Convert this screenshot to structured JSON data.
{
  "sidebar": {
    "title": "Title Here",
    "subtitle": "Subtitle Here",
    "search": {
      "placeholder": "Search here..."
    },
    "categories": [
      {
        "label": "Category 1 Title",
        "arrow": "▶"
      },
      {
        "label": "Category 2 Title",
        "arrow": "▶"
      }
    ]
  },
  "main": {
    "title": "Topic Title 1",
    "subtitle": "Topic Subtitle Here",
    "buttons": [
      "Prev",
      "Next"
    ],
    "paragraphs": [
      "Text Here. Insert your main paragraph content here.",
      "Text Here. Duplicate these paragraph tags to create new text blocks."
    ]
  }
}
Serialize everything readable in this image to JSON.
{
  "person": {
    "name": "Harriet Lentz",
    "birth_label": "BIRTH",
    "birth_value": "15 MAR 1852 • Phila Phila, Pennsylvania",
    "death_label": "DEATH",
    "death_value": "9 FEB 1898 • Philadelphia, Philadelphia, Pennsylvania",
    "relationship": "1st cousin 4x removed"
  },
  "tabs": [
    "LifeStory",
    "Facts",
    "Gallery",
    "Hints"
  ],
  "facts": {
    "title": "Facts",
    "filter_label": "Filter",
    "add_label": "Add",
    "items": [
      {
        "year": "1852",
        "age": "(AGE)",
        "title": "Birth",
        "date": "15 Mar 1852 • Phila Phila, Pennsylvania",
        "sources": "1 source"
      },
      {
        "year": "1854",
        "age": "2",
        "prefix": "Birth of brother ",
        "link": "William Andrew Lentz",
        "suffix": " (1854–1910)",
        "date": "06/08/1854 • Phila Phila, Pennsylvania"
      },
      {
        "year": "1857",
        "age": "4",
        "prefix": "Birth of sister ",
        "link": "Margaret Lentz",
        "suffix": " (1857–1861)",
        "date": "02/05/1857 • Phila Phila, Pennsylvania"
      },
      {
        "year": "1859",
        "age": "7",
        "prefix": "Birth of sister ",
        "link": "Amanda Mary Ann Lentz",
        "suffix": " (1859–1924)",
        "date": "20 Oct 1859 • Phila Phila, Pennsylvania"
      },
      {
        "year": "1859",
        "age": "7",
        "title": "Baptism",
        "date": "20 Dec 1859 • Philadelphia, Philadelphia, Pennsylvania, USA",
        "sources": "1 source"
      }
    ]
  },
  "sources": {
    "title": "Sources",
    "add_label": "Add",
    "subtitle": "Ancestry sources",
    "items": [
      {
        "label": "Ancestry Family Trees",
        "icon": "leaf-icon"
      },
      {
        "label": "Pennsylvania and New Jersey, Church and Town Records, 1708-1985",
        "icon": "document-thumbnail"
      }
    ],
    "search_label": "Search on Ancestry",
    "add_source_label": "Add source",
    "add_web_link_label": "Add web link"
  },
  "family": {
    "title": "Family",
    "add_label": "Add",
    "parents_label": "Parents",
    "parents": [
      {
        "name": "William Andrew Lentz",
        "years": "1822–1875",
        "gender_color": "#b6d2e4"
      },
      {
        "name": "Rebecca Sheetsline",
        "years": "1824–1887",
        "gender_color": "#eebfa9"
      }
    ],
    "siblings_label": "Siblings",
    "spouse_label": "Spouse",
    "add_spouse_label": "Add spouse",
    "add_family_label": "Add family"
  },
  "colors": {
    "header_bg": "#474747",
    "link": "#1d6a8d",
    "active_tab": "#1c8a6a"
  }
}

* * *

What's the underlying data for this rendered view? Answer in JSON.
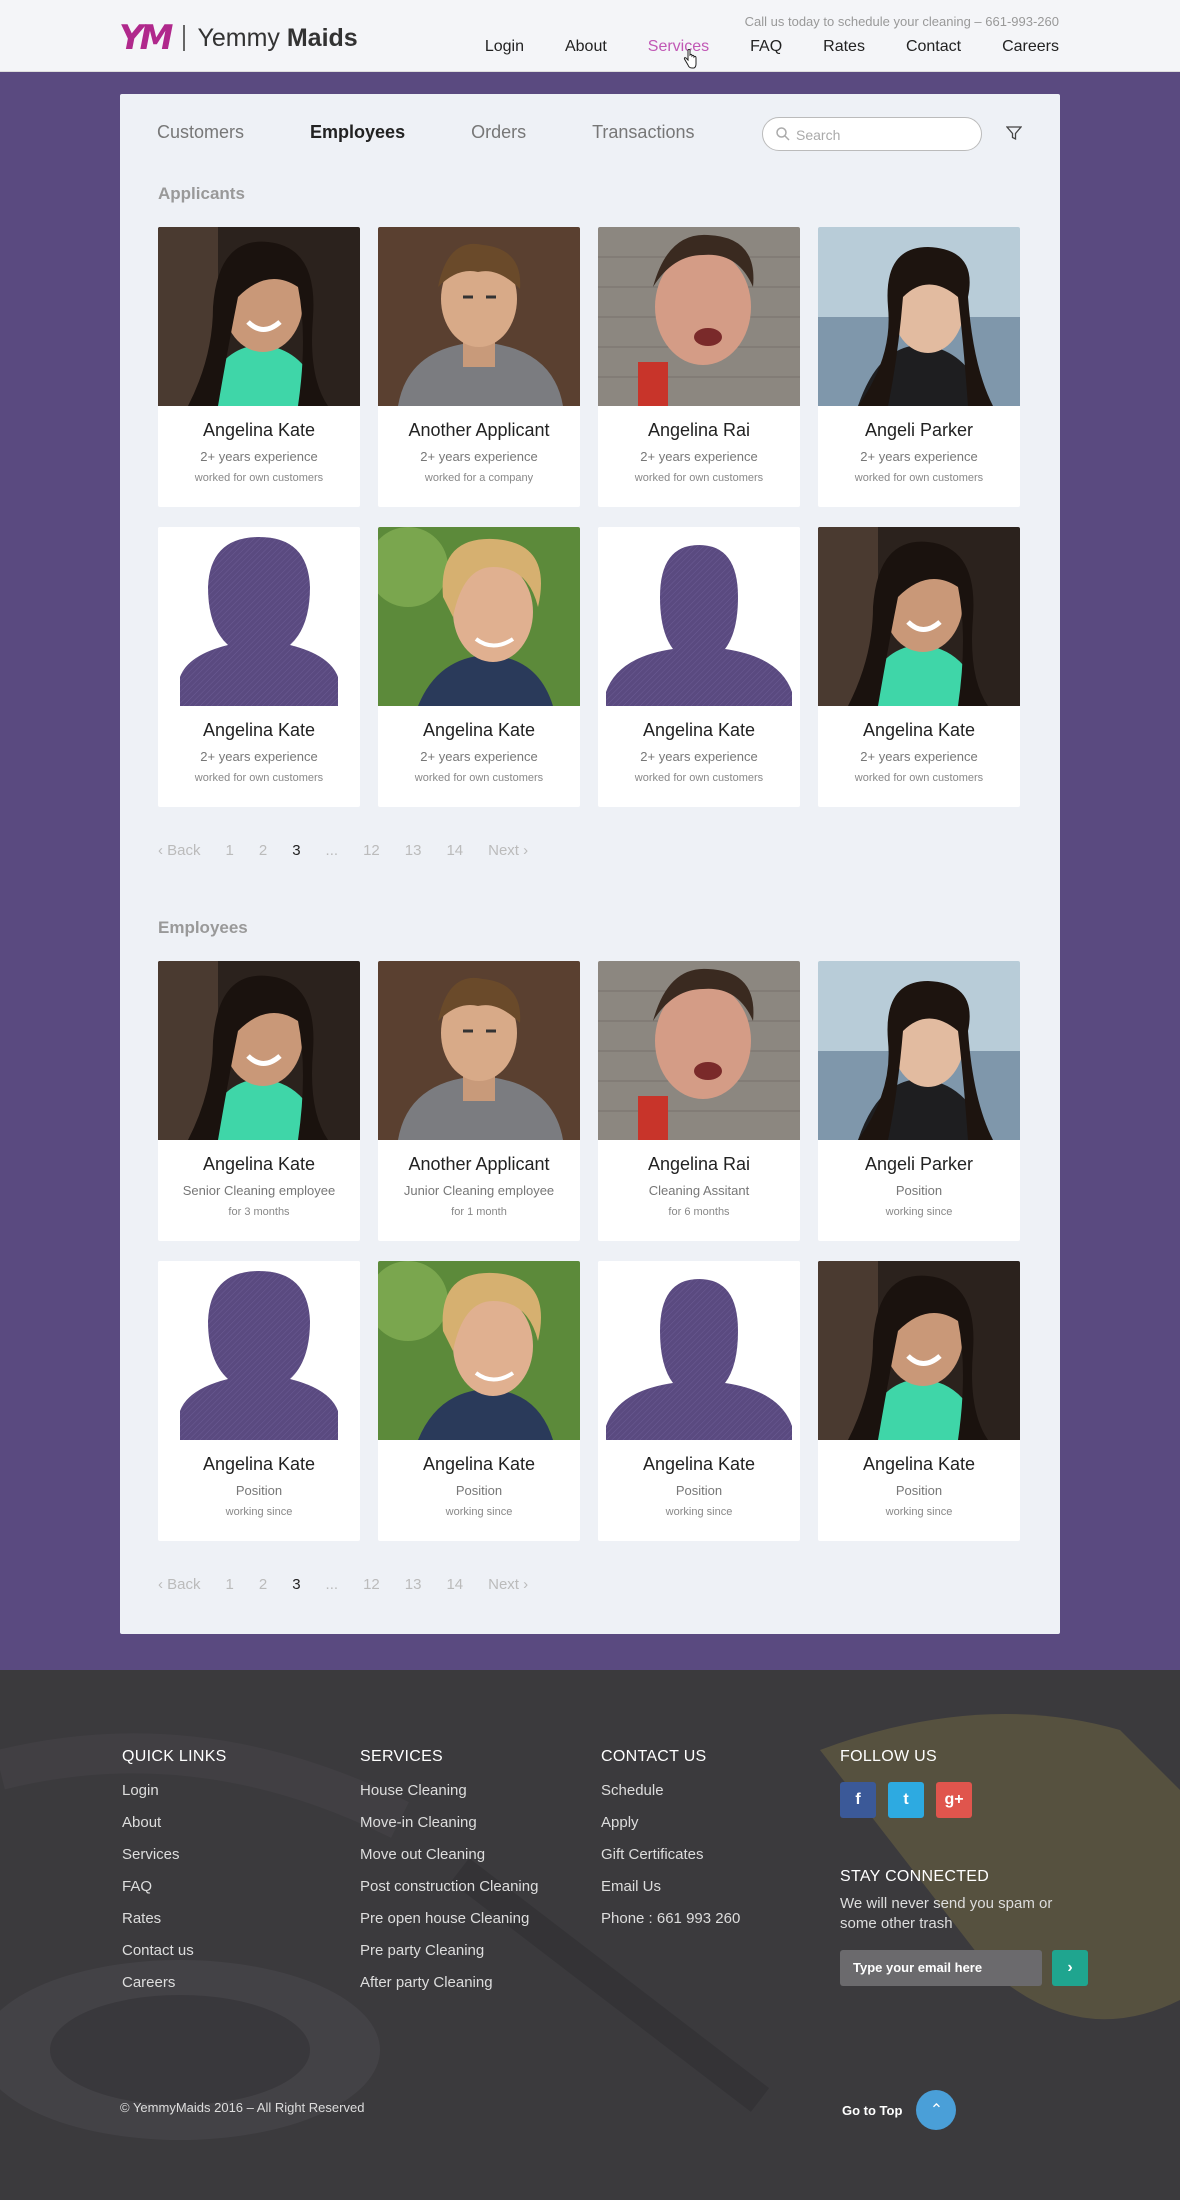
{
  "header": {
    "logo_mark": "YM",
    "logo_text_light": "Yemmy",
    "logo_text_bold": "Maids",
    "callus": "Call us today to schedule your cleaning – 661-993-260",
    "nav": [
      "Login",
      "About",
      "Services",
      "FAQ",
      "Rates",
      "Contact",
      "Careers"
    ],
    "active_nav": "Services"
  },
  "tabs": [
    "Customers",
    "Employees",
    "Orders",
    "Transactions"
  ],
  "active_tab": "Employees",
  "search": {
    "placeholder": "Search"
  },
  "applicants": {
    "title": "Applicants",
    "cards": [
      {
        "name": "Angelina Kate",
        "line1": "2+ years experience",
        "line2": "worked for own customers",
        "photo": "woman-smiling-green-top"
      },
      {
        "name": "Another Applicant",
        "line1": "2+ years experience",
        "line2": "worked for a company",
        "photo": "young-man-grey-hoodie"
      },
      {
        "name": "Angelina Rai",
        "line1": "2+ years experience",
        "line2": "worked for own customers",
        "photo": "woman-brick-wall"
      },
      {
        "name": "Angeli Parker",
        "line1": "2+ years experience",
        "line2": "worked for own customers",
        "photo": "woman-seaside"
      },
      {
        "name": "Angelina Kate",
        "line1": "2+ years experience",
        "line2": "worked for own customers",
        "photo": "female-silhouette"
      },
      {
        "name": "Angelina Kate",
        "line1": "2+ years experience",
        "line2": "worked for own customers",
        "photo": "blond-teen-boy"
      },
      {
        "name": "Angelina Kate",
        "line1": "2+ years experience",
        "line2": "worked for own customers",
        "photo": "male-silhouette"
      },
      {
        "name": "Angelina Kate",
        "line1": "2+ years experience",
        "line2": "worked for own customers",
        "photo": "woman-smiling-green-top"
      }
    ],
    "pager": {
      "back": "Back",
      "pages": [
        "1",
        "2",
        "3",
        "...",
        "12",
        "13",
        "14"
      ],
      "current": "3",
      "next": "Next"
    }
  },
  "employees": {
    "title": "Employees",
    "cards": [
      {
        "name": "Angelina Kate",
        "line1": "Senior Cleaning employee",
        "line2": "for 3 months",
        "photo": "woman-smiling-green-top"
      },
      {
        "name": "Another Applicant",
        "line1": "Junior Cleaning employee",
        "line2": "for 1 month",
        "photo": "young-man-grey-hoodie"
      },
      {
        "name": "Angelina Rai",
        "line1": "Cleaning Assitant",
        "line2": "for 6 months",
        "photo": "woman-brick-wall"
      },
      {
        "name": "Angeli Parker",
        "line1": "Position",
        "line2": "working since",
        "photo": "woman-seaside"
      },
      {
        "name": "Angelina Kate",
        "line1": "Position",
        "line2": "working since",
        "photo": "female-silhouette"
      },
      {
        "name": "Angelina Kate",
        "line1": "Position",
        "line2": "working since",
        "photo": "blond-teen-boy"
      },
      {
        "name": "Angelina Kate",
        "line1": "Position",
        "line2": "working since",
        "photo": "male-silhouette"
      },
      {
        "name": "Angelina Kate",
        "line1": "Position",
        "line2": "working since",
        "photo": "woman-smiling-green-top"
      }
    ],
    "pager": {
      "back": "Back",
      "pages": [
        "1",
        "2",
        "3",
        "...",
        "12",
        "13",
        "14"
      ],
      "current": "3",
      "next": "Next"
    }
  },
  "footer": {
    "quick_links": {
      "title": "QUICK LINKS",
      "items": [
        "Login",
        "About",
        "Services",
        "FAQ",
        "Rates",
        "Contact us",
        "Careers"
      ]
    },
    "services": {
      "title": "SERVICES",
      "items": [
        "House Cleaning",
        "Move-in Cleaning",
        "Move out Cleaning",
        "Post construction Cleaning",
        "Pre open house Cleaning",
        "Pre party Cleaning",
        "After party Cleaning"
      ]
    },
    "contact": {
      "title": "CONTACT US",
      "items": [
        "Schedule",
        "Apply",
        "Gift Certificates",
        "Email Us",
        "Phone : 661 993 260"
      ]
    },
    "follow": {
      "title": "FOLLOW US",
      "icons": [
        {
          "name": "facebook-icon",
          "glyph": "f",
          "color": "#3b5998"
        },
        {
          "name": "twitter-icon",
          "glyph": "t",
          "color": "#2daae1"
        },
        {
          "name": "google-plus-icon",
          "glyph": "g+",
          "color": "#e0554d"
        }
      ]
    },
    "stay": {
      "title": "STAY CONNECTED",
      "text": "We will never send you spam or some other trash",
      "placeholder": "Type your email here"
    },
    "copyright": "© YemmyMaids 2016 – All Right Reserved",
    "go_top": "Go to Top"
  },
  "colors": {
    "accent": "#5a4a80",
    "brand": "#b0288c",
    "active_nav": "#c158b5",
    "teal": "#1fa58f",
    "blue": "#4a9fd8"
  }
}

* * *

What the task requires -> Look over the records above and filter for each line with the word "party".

Reply to the task ->
        "Pre party Cleaning",
        "After party Cleaning"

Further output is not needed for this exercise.